by Alexandra Hervish, international education specialist
This post was originally published by Half the World, the blog of the Interagency Youth Working Group (IYWG).
In January, the International Center for Research on Women (ICRW) and the United Nations Foundation (UNF) hosted a discussion about milestones in adolescent and youth health and development. All of the presenters emphasized the need for a holistic approach to the health and development of young people—one that enables them to delay marriage and childbearing, access youth-friendly health services, prevent the onset of mental disorders and noncommunicable diseases, and thrive in a supportive environment. Amanda Keifer of the Public Health Institute highlighted that with the creation of the Bali Global Youth Forum Declaration, the global community is moving in the right direction by putting young people’s rights at the heart of development.
However, a participant raised an interesting point during the event: if we have compelling arguments about the importance of investing in adolescents and youth, why can’t we translate this information into tangible financial and political commitments? In my opinion, there are two distinct, yet interrelated answers to this question:
- We just do not have enough data. Upon opening the 8-page “centerfold” from the Lancet series on adolescents, one would immediately notice the abundance of dashes in lieu of data points for many countries around the world (particularly low- and middle-income countries). In fact, we only just recently calculated how many adolescents die every year.

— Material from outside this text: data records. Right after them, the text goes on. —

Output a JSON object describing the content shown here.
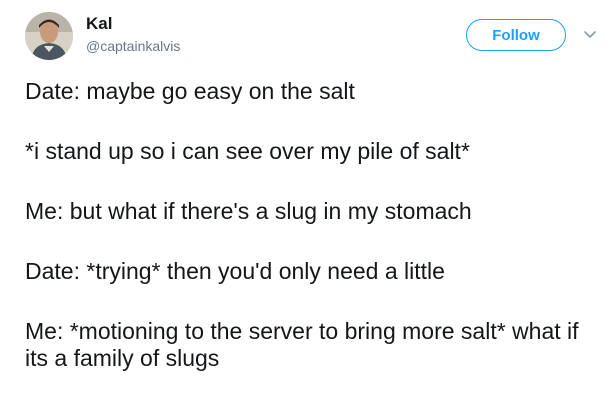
{
  "user": {
    "display_name": "Kal",
    "handle": "@captainkalvis"
  },
  "follow_button": {
    "label": "Follow"
  },
  "tweet": {
    "lines": [
      "Date: maybe go easy on the salt",
      "*i stand up so i can see over my pile of salt*",
      "Me: but what if there's a slug in my stomach",
      "Date: *trying* then you'd only need a little",
      "Me: *motioning to the server to bring more salt* what if its a family of slugs"
    ]
  },
  "colors": {
    "accent": "#1da1f2",
    "text": "#14171a",
    "secondary_text": "#657786"
  },
  "icons": {
    "menu": "chevron-down-icon"
  }
}
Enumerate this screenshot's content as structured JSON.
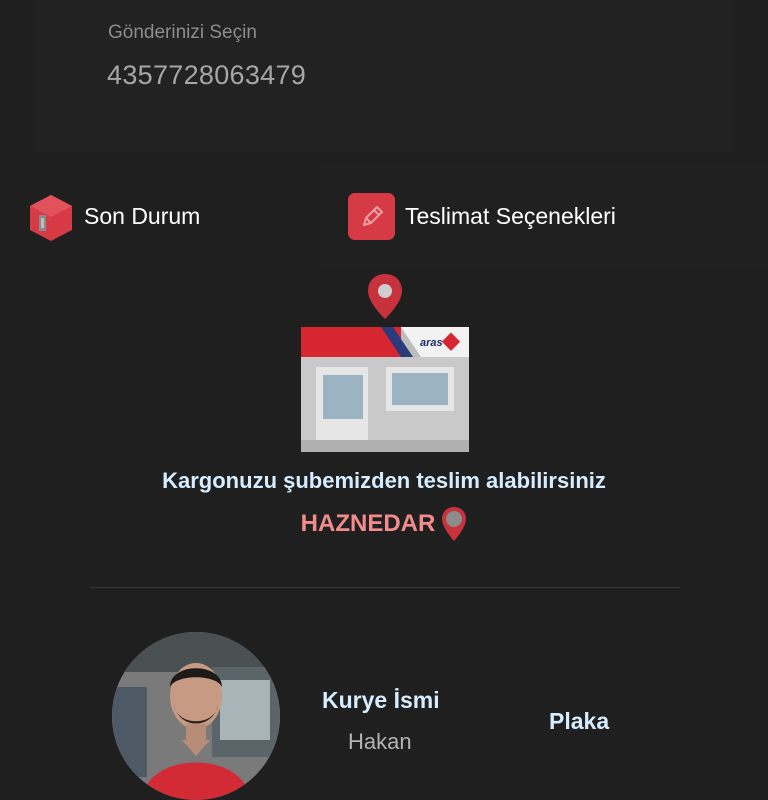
{
  "shipment": {
    "label": "Gönderinizi Seçin",
    "number": "4357728063479"
  },
  "tabs": [
    {
      "label": "Son Durum",
      "icon": "box-icon"
    },
    {
      "label": "Teslimat Seçenekleri",
      "icon": "pencil-icon"
    }
  ],
  "delivery_status": {
    "message": "Kargonuzu şubemizden teslim alabilirsiniz",
    "branch": "HAZNEDAR",
    "branch_sign": "aras"
  },
  "courier": {
    "title": "Kurye İsmi",
    "name": "Hakan",
    "plate_title": "Plaka"
  },
  "colors": {
    "background": "#1f1f1f",
    "accent_red": "#d63a44",
    "branch_text": "#f28b8b",
    "heading_text": "#d6ecff"
  }
}
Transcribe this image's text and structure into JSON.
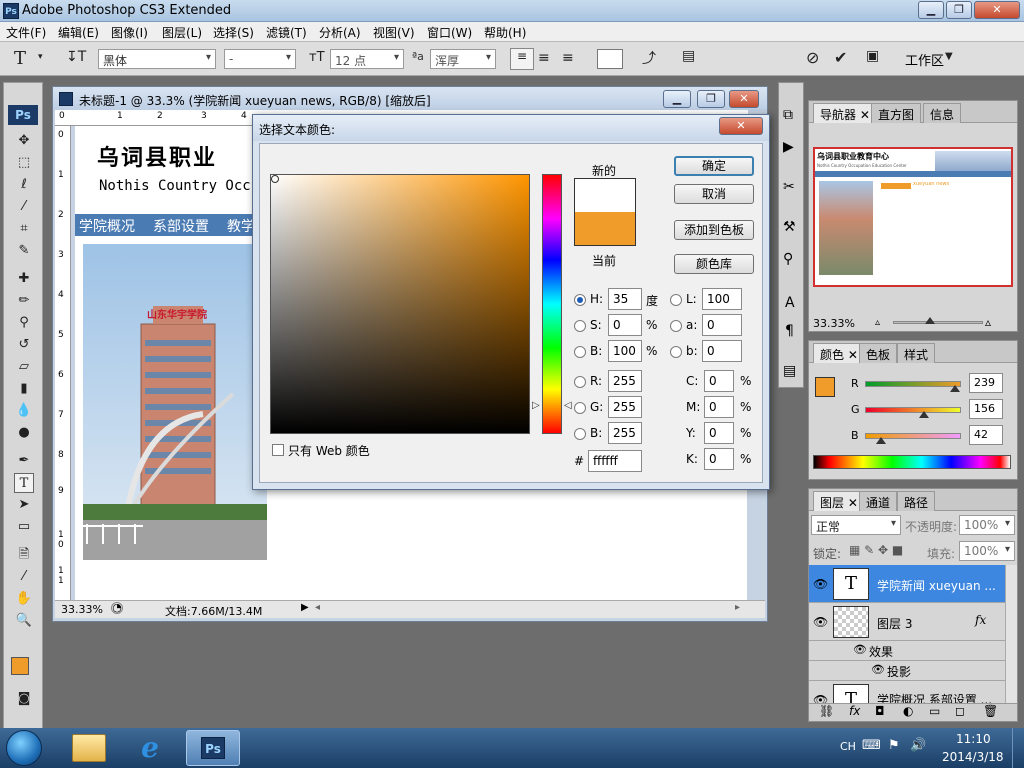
{
  "app": {
    "title": "Adobe Photoshop CS3 Extended",
    "ps_icon": "Ps"
  },
  "menu": [
    "文件(F)",
    "编辑(E)",
    "图像(I)",
    "图层(L)",
    "选择(S)",
    "滤镜(T)",
    "分析(A)",
    "视图(V)",
    "窗口(W)",
    "帮助(H)"
  ],
  "options": {
    "font_family": "黑体",
    "font_style": "-",
    "font_size": "12 点",
    "aa_label": "a",
    "antialias": "浑厚",
    "workspace": "工作区"
  },
  "document": {
    "title": "未标题-1 @ 33.3% (学院新闻  xueyuan news, RGB/8) [缩放后]",
    "heading": "乌词县职业",
    "subheading": "Nothis Country Occ",
    "nav": [
      "学院概况",
      "系部设置",
      "教学"
    ],
    "ruler_h": [
      "0",
      "1",
      "2",
      "3",
      "4"
    ],
    "ruler_v": [
      "0",
      "1",
      "2",
      "3",
      "4",
      "5",
      "6",
      "7",
      "8",
      "9",
      "1\n0",
      "1\n1"
    ],
    "zoom": "33.33%",
    "doc_info": "文档:7.66M/13.4M",
    "building_sign": "山东华宇学院"
  },
  "dialog": {
    "title": "选择文本颜色:",
    "new_label": "新的",
    "current_label": "当前",
    "ok": "确定",
    "cancel": "取消",
    "add_swatch": "添加到色板",
    "color_lib": "颜色库",
    "web_only": "只有 Web 颜色",
    "fields": {
      "H": {
        "label": "H:",
        "value": "35",
        "unit": "度"
      },
      "S": {
        "label": "S:",
        "value": "0",
        "unit": "%"
      },
      "Bv": {
        "label": "B:",
        "value": "100",
        "unit": "%"
      },
      "R": {
        "label": "R:",
        "value": "255"
      },
      "G": {
        "label": "G:",
        "value": "255"
      },
      "Bb": {
        "label": "B:",
        "value": "255"
      },
      "L": {
        "label": "L:",
        "value": "100"
      },
      "a": {
        "label": "a:",
        "value": "0"
      },
      "b": {
        "label": "b:",
        "value": "0"
      },
      "C": {
        "label": "C:",
        "value": "0",
        "unit": "%"
      },
      "M": {
        "label": "M:",
        "value": "0",
        "unit": "%"
      },
      "Y": {
        "label": "Y:",
        "value": "0",
        "unit": "%"
      },
      "K": {
        "label": "K:",
        "value": "0",
        "unit": "%"
      },
      "hex": {
        "label": "#",
        "value": "ffffff"
      }
    },
    "new_color": "#ffffff",
    "current_color": "#ef9c2a"
  },
  "navigator": {
    "tabs": [
      "导航器",
      "直方图",
      "信息"
    ],
    "zoom": "33.33%",
    "thumb_heading": "乌词县职业教育中心",
    "thumb_sub": "Nothis Country Occupation Education Center",
    "thumb_nav_text": "xueyuan news"
  },
  "color_panel": {
    "tabs": [
      "颜色",
      "色板",
      "样式"
    ],
    "channels": [
      {
        "label": "R",
        "value": "239",
        "fraction": 0.937
      },
      {
        "label": "G",
        "value": "156",
        "fraction": 0.612
      },
      {
        "label": "B",
        "value": "42",
        "fraction": 0.165
      }
    ],
    "fg_color": "#ef9c2a"
  },
  "layers": {
    "tabs": [
      "图层",
      "通道",
      "路径"
    ],
    "blend_mode": "正常",
    "opacity_label": "不透明度:",
    "opacity": "100%",
    "lock_label": "锁定:",
    "fill_label": "填充:",
    "fill": "100%",
    "items": [
      {
        "name": "学院新闻  xueyuan ...",
        "type": "text",
        "selected": true
      },
      {
        "name": "图层 3",
        "type": "image",
        "fx": "fx"
      },
      {
        "name": "效果",
        "type": "effect"
      },
      {
        "name": "投影",
        "type": "effect-item"
      },
      {
        "name": "学院概况 系部设置 ...",
        "type": "text"
      }
    ]
  },
  "taskbar": {
    "lang": "CH",
    "time": "11:10",
    "date": "2014/3/18",
    "ps_label": "Ps"
  },
  "colors": {
    "accent_orange": "#ef9c2a",
    "selected_layer": "#3d87e0"
  }
}
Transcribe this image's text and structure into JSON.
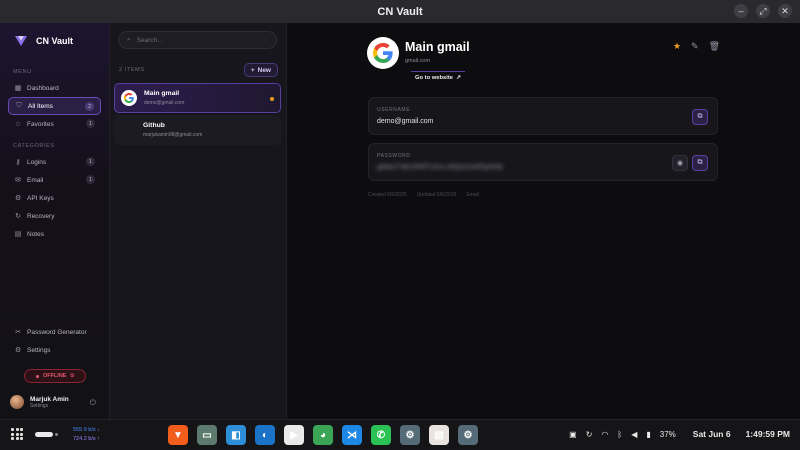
{
  "window": {
    "title": "CN Vault",
    "controls": [
      "–",
      "⤢",
      "✕"
    ]
  },
  "sidebar": {
    "brand": "CN Vault",
    "menu_label": "MENU",
    "menu": [
      {
        "label": "Dashboard",
        "icon": "dashboard-icon",
        "glyph": "▦",
        "count": ""
      },
      {
        "label": "All Items",
        "icon": "shield-icon",
        "glyph": "⛉",
        "count": "2"
      },
      {
        "label": "Favorites",
        "icon": "star-icon",
        "glyph": "☆",
        "count": "1"
      }
    ],
    "categories_label": "CATEGORIES",
    "categories": [
      {
        "label": "Logins",
        "icon": "key-icon",
        "glyph": "⚷",
        "count": "1"
      },
      {
        "label": "Email",
        "icon": "mail-icon",
        "glyph": "✉",
        "count": "1"
      },
      {
        "label": "API Keys",
        "icon": "api-icon",
        "glyph": "⚙",
        "count": ""
      },
      {
        "label": "Recovery",
        "icon": "recovery-icon",
        "glyph": "↻",
        "count": ""
      },
      {
        "label": "Notes",
        "icon": "note-icon",
        "glyph": "▤",
        "count": ""
      }
    ],
    "bottom": [
      {
        "label": "Password Generator",
        "icon": "tools-icon",
        "glyph": "✂"
      },
      {
        "label": "Settings",
        "icon": "gear-icon",
        "glyph": "⚙"
      }
    ],
    "status": "OFFLINE",
    "user": {
      "name": "Marjuk Amin",
      "sub": "Settings"
    }
  },
  "list": {
    "search_placeholder": "Search...",
    "count_label": "2 ITEMS",
    "new_label": "New",
    "items": [
      {
        "title": "Main gmail",
        "sub": "demo@gmail.com"
      },
      {
        "title": "Github",
        "sub": "marjukamin98@gmail.com"
      }
    ]
  },
  "detail": {
    "title": "Main gmail",
    "domain": "gmail.com",
    "goto_label": "Go to website",
    "username_label": "USERNAME",
    "username": "demo@gmail.com",
    "password_label": "PASSWORD",
    "password_masked": "gMail7!dK2f#9Tz4vLx8Qw2mR5pN3b",
    "created": "Created 6/6/2025",
    "updated": "Updated 6/6/2025",
    "category": "Email"
  },
  "taskbar": {
    "net_down": "555.9  b/s",
    "net_up": "724.2  b/s",
    "apps": [
      {
        "name": "brave-browser-icon",
        "color": "#f25d1c",
        "glyph": "▼"
      },
      {
        "name": "files-icon",
        "color": "#5d7a6e",
        "glyph": "▭"
      },
      {
        "name": "store-icon",
        "color": "#2e8fd8",
        "glyph": "◧"
      },
      {
        "name": "edge-browser-icon",
        "color": "#1a73c7",
        "glyph": "◐"
      },
      {
        "name": "play-store-icon",
        "color": "#eaeaea",
        "glyph": "▶"
      },
      {
        "name": "android-studio-icon",
        "color": "#3aa655",
        "glyph": "◕"
      },
      {
        "name": "vscode-icon",
        "color": "#1e88e5",
        "glyph": "⋊"
      },
      {
        "name": "whatsapp-icon",
        "color": "#2cc155",
        "glyph": "✆"
      },
      {
        "name": "app-settings-icon",
        "color": "#566b78",
        "glyph": "⚙"
      },
      {
        "name": "document-icon",
        "color": "#e8e2e0",
        "glyph": "▤"
      },
      {
        "name": "settings-app-icon",
        "color": "#566b78",
        "glyph": "⚙"
      }
    ],
    "battery": "37%",
    "date": "Sat Jun 6",
    "time": "1:49:59 PM"
  }
}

Contrary to what many would assume (after all, adolescence is considered the healthiest time of a person’s life), the figure is rather high: in 2004, 2.6 million people ages 10-24 died, with deaths increasing from adolescence into young adulthood.
Read the rest of this post at Half the World.